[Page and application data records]
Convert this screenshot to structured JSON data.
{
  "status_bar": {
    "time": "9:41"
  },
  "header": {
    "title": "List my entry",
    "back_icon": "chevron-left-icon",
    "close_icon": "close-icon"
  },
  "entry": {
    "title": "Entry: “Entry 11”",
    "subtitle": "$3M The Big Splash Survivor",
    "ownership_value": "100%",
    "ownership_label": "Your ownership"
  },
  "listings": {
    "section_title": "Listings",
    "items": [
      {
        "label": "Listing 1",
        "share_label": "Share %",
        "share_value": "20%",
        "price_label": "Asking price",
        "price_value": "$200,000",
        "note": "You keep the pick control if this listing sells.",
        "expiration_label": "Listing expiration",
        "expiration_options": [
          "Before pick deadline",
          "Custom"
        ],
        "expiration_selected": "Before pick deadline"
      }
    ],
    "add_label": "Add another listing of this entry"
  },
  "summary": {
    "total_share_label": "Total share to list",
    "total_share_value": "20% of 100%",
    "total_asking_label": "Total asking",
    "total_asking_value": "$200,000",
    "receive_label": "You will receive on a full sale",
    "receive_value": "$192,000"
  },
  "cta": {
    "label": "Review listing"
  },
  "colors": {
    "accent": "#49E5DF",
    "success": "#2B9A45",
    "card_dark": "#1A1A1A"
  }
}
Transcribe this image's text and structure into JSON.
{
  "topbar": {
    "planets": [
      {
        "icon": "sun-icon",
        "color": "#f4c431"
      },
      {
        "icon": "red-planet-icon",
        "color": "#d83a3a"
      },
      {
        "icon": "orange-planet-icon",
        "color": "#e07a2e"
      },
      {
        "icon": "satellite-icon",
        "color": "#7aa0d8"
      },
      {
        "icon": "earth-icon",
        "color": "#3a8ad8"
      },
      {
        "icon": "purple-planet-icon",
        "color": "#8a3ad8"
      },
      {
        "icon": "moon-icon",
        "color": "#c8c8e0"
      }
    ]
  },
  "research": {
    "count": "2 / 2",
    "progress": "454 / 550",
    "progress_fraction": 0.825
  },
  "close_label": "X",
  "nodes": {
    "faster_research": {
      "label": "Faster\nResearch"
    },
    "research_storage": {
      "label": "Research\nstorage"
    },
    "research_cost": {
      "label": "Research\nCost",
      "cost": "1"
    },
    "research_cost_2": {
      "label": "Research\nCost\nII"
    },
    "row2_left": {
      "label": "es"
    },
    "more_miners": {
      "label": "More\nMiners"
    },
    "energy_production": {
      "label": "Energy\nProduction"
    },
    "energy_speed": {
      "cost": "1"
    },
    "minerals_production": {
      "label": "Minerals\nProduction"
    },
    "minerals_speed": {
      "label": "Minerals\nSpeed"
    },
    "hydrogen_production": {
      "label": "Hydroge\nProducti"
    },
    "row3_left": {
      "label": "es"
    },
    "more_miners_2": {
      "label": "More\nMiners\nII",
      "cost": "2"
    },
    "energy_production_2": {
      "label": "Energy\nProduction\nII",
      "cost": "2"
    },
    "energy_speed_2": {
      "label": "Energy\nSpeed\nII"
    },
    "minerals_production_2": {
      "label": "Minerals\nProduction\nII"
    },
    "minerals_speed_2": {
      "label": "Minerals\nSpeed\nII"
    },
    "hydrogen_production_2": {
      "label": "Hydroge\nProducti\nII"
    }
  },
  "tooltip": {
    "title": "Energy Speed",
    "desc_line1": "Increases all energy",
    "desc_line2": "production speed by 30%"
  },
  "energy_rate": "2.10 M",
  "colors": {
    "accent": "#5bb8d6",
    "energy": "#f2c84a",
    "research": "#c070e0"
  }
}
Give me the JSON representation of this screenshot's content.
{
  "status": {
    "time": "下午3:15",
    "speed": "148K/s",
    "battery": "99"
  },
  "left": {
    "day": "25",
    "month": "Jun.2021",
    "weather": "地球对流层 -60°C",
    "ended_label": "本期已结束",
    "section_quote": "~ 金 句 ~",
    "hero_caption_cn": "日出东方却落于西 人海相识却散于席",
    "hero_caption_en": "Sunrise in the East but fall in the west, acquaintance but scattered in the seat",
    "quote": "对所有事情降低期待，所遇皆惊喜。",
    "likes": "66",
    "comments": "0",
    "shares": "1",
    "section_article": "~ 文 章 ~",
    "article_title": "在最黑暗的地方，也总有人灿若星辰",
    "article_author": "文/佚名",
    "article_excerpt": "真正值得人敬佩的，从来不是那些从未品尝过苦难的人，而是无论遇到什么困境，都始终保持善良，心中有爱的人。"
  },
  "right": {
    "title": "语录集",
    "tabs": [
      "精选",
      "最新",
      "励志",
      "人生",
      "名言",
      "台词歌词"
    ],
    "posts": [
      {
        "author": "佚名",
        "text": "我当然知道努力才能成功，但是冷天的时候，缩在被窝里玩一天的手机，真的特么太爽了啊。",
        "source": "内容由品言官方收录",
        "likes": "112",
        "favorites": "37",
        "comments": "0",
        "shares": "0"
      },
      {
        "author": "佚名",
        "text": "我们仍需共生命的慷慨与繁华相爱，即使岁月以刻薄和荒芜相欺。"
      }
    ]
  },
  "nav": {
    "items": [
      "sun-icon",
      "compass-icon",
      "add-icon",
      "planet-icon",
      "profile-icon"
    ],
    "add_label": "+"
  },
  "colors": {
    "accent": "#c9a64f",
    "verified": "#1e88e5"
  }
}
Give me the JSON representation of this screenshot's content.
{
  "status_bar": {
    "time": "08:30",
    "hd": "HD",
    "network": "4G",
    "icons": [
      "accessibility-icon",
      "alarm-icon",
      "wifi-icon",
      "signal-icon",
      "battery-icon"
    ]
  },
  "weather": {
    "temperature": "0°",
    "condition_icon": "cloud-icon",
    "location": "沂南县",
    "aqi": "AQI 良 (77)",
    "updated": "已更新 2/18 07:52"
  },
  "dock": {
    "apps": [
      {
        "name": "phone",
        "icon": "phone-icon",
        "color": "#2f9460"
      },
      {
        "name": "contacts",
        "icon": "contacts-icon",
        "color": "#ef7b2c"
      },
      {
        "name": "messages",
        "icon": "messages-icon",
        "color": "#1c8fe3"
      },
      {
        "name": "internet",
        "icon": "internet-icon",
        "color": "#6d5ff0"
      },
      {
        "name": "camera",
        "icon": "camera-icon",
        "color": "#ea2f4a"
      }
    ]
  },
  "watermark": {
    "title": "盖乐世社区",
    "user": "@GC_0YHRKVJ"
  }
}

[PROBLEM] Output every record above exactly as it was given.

[ANSWER TO THIS EXERCISE]
Convert this screenshot to structured JSON data.
{
  "status_bar": {
    "time": "9:41"
  },
  "header": {
    "title": "List my entry",
    "back_icon": "chevron-left-icon",
    "close_icon": "close-icon"
  },
  "entry": {
    "title": "Entry: “Entry 11”",
    "subtitle": "$3M The Big Splash Survivor",
    "ownership_value": "100%",
    "ownership_label": "Your ownership"
  },
  "listings": {
    "section_title": "Listings",
    "items": [
      {
        "label": "Listing 1",
        "share_label": "Share %",
        "share_value": "20%",
        "price_label": "Asking price",
        "price_value": "$200,000",
        "note": "You keep the pick control if this listing sells.",
        "expiration_label": "Listing expiration",
        "expiration_options": [
          "Before pick deadline",
          "Custom"
        ],
        "expiration_selected": "Before pick deadline"
      }
    ],
    "add_label": "Add another listing of this entry"
  },
  "summary": {
    "total_share_label": "Total share to list",
    "total_share_value": "20% of 100%",
    "total_asking_label": "Total asking",
    "total_asking_value": "$200,000",
    "receive_label": "You will receive on a full sale",
    "receive_value": "$192,000"
  },
  "cta": {
    "label": "Review listing"
  },
  "colors": {
    "accent": "#49E5DF",
    "success": "#2B9A45",
    "card_dark": "#1A1A1A"
  }
}
Transcribe this image's text and structure into JSON.
{
  "topbar": {
    "planets": [
      {
        "icon": "sun-icon",
        "color": "#f4c431"
      },
      {
        "icon": "red-planet-icon",
        "color": "#d83a3a"
      },
      {
        "icon": "orange-planet-icon",
        "color": "#e07a2e"
      },
      {
        "icon": "satellite-icon",
        "color": "#7aa0d8"
      },
      {
        "icon": "earth-icon",
        "color": "#3a8ad8"
      },
      {
        "icon": "purple-planet-icon",
        "color": "#8a3ad8"
      },
      {
        "icon": "moon-icon",
        "color": "#c8c8e0"
      }
    ]
  },
  "research": {
    "count": "2 / 2",
    "progress": "454 / 550",
    "progress_fraction": 0.825
  },
  "close_label": "X",
  "nodes": {
    "faster_research": {
      "label": "Faster\nResearch"
    },
    "research_storage": {
      "label": "Research\nstorage"
    },
    "research_cost": {
      "label": "Research\nCost",
      "cost": "1"
    },
    "research_cost_2": {
      "label": "Research\nCost\nII"
    },
    "row2_left": {
      "label": "es"
    },
    "more_miners": {
      "label": "More\nMiners"
    },
    "energy_production": {
      "label": "Energy\nProduction"
    },
    "energy_speed": {
      "cost": "1"
    },
    "minerals_production": {
      "label": "Minerals\nProduction"
    },
    "minerals_speed": {
      "label": "Minerals\nSpeed"
    },
    "hydrogen_production": {
      "label": "Hydroge\nProducti"
    },
    "row3_left": {
      "label": "es"
    },
    "more_miners_2": {
      "label": "More\nMiners\nII",
      "cost": "2"
    },
    "energy_production_2": {
      "label": "Energy\nProduction\nII",
      "cost": "2"
    },
    "energy_speed_2": {
      "label": "Energy\nSpeed\nII"
    },
    "minerals_production_2": {
      "label": "Minerals\nProduction\nII"
    },
    "minerals_speed_2": {
      "label": "Minerals\nSpeed\nII"
    },
    "hydrogen_production_2": {
      "label": "Hydroge\nProducti\nII"
    }
  },
  "tooltip": {
    "title": "Energy Speed",
    "desc_line1": "Increases all energy",
    "desc_line2": "production speed by 30%"
  },
  "energy_rate": "2.10 M",
  "colors": {
    "accent": "#5bb8d6",
    "energy": "#f2c84a",
    "research": "#c070e0"
  }
}
Give me the JSON representation of this screenshot's content.
{
  "status": {
    "time": "下午3:15",
    "speed": "148K/s",
    "battery": "99"
  },
  "left": {
    "day": "25",
    "month": "Jun.2021",
    "weather": "地球对流层 -60°C",
    "ended_label": "本期已结束",
    "section_quote": "~ 金 句 ~",
    "hero_caption_cn": "日出东方却落于西 人海相识却散于席",
    "hero_caption_en": "Sunrise in the East but fall in the west, acquaintance but scattered in the seat",
    "quote": "对所有事情降低期待，所遇皆惊喜。",
    "likes": "66",
    "comments": "0",
    "shares": "1",
    "section_article": "~ 文 章 ~",
    "article_title": "在最黑暗的地方，也总有人灿若星辰",
    "article_author": "文/佚名",
    "article_excerpt": "真正值得人敬佩的，从来不是那些从未品尝过苦难的人，而是无论遇到什么困境，都始终保持善良，心中有爱的人。"
  },
  "right": {
    "title": "语录集",
    "tabs": [
      "精选",
      "最新",
      "励志",
      "人生",
      "名言",
      "台词歌词"
    ],
    "posts": [
      {
        "author": "佚名",
        "text": "我当然知道努力才能成功，但是冷天的时候，缩在被窝里玩一天的手机，真的特么太爽了啊。",
        "source": "内容由品言官方收录",
        "likes": "112",
        "favorites": "37",
        "comments": "0",
        "shares": "0"
      },
      {
        "author": "佚名",
        "text": "我们仍需共生命的慷慨与繁华相爱，即使岁月以刻薄和荒芜相欺。"
      }
    ]
  },
  "nav": {
    "items": [
      "sun-icon",
      "compass-icon",
      "add-icon",
      "planet-icon",
      "profile-icon"
    ],
    "add_label": "+"
  },
  "colors": {
    "accent": "#c9a64f",
    "verified": "#1e88e5"
  }
}
Give me the JSON representation of this screenshot's content.
{
  "status_bar": {
    "time": "08:30",
    "hd": "HD",
    "network": "4G",
    "icons": [
      "accessibility-icon",
      "alarm-icon",
      "wifi-icon",
      "signal-icon",
      "battery-icon"
    ]
  },
  "weather": {
    "temperature": "0°",
    "condition_icon": "cloud-icon",
    "location": "沂南县",
    "aqi": "AQI 良 (77)",
    "updated": "已更新 2/18 07:52"
  },
  "dock": {
    "apps": [
      {
        "name": "phone",
        "icon": "phone-icon",
        "color": "#2f9460"
      },
      {
        "name": "contacts",
        "icon": "contacts-icon",
        "color": "#ef7b2c"
      },
      {
        "name": "messages",
        "icon": "messages-icon",
        "color": "#1c8fe3"
      },
      {
        "name": "internet",
        "icon": "internet-icon",
        "color": "#6d5ff0"
      },
      {
        "name": "camera",
        "icon": "camera-icon",
        "color": "#ea2f4a"
      }
    ]
  },
  "watermark": {
    "title": "盖乐世社区",
    "user": "@GC_0YHRKVJ"
  }
}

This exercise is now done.